15 Preparing for Higher Medical Expenses Many people could pay substantial out-of-pocket health-care expenses in retirement, even with current Medicare benefits. Although the future of Medicare is uncertain, it seems likely that any changes to the program might lead to greater cost sharing with potentially higher expenses for enrollees. Considering the challenges facing Medicare and the rising cost of health-care services, it would be wise to factor these potential expenses into your retirement preparation and spending. Of course, your own approach should reflect your personal situation, including your health, age, and financial resources. Your financial professional can help you estimate the savings you may need and work with you to develop an appropriate strategy.
16 This material was written and prepared by Emerald Connect. Copyright 2016 by Emerald Connect, LLC. All rights reserved. No part of this publication may be copied or distributed, transmitted, transcribed, stored in a retrieval system, transferred in any form or by any means electronic, mechanical, magnetic, manual, or otherwise or disclosed to third parties without the express written permission of Emerald Connect, LLC, Avenue of Science, Suite 200, San Diego, CA , U.S.A. The information contained in this booklet is not written or intended as tax or legal advice, and it may not be relied on for the purpose of avoiding any federal tax penalties. You are encouraged to seek advice from your own tax or legal counsel. The content is derived from sources believed to be accurate. Neither the information presented nor any opinion expressed constitutes a solicitation for the purchase or sale of any security. Emerald Connect assumes no responsibility for statements made in this publication including, but not limited to, typographical errors or omissions, or statements regarding legal, tax, securities, and financial matters.
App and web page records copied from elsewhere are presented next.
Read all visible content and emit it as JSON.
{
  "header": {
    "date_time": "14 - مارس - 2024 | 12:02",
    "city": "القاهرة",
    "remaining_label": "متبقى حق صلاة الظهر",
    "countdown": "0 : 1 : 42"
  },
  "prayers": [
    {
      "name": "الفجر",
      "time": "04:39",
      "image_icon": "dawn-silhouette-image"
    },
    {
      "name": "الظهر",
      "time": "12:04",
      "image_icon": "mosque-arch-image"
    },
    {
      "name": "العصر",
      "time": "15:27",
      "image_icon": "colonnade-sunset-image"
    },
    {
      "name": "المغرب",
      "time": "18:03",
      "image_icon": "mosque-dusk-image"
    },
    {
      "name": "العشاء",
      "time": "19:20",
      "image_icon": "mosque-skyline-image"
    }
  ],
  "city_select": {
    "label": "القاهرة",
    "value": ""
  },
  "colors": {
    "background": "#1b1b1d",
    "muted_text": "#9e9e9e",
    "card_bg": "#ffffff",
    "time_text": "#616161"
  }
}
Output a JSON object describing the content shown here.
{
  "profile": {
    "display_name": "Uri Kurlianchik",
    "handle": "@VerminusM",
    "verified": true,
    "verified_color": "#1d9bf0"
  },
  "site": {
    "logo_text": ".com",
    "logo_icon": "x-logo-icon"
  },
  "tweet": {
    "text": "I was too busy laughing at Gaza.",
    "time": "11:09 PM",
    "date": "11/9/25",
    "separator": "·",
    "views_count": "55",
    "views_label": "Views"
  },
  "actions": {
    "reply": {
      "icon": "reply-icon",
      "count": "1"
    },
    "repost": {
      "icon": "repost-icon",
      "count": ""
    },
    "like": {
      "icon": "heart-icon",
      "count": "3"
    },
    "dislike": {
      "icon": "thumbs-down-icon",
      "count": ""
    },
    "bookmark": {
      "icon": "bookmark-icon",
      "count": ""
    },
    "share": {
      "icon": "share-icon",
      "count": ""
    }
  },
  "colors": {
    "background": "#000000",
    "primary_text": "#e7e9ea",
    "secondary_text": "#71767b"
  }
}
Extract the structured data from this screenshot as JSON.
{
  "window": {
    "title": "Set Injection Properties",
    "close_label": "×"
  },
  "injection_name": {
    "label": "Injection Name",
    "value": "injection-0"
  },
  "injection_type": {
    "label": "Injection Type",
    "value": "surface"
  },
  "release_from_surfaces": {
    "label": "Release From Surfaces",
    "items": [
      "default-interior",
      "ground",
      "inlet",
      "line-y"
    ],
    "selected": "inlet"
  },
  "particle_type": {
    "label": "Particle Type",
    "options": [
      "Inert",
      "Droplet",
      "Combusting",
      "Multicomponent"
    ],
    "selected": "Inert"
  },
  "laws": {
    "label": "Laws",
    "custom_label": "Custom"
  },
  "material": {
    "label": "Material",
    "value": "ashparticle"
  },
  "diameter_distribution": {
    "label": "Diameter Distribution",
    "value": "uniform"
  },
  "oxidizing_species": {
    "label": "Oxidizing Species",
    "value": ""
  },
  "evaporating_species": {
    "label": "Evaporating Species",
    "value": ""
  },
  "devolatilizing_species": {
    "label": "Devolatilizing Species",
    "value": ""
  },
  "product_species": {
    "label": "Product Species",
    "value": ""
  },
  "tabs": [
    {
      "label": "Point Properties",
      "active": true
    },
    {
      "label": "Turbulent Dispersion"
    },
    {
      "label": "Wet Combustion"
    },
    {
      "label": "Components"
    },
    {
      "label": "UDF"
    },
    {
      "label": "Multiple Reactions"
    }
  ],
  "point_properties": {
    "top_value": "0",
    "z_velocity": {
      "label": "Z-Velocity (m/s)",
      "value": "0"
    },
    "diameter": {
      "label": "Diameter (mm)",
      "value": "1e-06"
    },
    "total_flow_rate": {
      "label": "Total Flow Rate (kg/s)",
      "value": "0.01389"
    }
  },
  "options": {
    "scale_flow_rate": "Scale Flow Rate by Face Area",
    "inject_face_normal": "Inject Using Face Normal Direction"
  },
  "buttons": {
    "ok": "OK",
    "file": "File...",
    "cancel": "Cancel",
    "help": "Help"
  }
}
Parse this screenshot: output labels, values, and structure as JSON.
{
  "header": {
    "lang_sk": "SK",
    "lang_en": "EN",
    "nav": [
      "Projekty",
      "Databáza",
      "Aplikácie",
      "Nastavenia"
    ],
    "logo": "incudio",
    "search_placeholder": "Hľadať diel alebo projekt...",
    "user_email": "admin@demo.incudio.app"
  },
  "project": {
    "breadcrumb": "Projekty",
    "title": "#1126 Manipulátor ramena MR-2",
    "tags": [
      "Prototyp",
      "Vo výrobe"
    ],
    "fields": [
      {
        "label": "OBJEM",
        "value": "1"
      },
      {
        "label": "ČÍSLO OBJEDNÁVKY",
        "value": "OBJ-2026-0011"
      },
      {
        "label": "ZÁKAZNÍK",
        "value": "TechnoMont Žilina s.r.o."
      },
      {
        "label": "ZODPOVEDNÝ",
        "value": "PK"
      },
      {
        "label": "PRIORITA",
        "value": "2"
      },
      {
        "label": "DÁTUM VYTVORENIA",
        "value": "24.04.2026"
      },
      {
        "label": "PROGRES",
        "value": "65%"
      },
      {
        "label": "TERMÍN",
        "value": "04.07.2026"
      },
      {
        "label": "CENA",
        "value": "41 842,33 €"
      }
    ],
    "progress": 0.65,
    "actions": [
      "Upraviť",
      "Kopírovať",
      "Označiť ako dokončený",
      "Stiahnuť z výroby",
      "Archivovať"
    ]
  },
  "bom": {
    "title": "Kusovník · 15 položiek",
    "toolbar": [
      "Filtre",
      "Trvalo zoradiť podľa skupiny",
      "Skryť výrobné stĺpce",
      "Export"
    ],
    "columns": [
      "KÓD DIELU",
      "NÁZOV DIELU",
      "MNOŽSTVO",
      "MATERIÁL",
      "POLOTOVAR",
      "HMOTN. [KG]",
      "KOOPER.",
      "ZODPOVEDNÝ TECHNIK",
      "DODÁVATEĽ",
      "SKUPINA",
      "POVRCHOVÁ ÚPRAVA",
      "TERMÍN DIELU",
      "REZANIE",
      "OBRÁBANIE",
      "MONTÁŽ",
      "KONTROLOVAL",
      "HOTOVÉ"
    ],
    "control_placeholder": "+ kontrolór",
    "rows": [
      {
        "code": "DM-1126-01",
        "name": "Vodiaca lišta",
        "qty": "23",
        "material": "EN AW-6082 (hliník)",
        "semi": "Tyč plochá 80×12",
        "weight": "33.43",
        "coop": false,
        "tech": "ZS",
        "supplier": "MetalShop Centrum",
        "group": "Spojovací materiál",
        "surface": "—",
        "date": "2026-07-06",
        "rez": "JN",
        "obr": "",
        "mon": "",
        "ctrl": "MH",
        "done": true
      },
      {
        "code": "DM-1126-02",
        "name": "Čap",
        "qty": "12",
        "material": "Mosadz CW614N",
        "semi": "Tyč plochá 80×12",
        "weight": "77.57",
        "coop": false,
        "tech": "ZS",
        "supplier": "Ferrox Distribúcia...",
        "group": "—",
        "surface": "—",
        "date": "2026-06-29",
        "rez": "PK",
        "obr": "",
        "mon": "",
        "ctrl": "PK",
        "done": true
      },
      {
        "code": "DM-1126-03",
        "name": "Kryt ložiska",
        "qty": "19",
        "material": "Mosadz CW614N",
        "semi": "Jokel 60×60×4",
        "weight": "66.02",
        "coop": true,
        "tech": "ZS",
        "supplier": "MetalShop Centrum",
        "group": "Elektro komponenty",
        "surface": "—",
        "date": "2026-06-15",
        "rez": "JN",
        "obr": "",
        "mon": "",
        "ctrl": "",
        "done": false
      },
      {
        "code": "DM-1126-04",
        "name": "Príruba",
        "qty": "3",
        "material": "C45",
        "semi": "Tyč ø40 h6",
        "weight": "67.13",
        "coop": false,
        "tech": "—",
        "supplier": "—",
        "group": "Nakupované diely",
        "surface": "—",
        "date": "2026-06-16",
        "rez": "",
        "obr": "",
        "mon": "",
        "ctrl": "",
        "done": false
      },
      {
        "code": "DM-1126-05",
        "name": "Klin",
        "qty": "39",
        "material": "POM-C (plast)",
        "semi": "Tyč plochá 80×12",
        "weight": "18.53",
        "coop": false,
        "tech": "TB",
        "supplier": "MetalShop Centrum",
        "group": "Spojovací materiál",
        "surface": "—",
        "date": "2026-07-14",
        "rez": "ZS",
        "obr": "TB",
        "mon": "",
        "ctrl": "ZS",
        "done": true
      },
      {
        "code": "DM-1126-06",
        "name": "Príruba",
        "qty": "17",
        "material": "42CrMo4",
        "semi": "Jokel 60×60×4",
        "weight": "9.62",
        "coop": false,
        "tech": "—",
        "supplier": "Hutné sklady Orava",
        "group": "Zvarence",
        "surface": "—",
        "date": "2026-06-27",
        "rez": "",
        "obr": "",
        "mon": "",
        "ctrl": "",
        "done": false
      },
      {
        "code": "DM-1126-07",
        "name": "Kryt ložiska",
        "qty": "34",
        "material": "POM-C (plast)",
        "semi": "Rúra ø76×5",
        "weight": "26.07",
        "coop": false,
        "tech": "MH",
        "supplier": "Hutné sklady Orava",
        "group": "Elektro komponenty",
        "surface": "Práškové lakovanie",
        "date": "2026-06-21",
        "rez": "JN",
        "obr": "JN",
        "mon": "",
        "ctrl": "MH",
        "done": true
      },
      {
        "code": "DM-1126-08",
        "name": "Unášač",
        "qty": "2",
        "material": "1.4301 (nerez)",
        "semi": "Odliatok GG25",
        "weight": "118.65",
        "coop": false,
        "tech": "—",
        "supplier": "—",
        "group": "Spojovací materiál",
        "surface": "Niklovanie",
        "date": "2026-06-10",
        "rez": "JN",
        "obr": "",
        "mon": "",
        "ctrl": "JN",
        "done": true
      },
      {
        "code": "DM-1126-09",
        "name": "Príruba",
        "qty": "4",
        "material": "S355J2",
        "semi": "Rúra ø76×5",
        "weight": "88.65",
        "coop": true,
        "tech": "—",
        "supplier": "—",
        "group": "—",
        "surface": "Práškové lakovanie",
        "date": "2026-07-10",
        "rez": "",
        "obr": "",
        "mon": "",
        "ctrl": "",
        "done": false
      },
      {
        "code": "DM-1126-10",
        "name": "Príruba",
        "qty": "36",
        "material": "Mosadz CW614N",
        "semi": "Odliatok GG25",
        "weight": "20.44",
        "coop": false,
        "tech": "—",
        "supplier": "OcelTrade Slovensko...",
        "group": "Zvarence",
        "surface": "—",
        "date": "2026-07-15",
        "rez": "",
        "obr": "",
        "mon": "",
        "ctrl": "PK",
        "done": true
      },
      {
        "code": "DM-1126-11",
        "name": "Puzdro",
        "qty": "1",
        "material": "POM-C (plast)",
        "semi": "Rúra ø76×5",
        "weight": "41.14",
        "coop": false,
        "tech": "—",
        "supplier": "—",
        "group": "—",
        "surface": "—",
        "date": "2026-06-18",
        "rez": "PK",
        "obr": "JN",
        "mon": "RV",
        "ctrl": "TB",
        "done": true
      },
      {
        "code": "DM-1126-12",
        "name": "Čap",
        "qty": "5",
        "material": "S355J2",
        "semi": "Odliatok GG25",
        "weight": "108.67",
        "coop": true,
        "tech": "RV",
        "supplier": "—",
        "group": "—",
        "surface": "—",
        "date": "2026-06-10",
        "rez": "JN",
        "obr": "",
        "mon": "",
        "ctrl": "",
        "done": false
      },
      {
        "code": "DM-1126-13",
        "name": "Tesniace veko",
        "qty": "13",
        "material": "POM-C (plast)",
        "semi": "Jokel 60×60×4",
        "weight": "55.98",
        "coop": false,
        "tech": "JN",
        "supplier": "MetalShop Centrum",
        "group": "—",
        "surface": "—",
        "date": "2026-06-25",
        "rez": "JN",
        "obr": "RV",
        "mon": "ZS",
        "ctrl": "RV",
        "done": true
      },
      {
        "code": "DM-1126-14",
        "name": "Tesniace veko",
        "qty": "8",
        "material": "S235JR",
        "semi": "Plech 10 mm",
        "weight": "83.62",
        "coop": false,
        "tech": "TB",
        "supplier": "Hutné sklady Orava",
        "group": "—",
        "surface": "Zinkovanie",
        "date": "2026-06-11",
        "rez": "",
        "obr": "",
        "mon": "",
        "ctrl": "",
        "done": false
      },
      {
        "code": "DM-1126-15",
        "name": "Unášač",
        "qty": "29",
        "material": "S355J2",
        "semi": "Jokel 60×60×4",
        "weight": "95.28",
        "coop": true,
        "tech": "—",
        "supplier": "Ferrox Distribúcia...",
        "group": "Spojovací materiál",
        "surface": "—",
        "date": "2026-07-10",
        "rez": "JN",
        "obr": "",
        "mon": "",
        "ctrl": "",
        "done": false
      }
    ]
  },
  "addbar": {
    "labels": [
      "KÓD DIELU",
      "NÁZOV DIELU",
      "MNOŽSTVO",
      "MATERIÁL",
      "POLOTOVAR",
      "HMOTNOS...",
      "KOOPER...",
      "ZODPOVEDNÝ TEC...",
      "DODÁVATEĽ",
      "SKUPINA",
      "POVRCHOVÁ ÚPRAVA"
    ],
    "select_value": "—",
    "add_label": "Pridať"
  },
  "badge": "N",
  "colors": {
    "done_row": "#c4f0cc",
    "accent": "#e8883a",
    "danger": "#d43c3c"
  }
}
Qualified legal, tax, securities, and financial advisors should always be consulted before acting on any information concerning these fields. KIT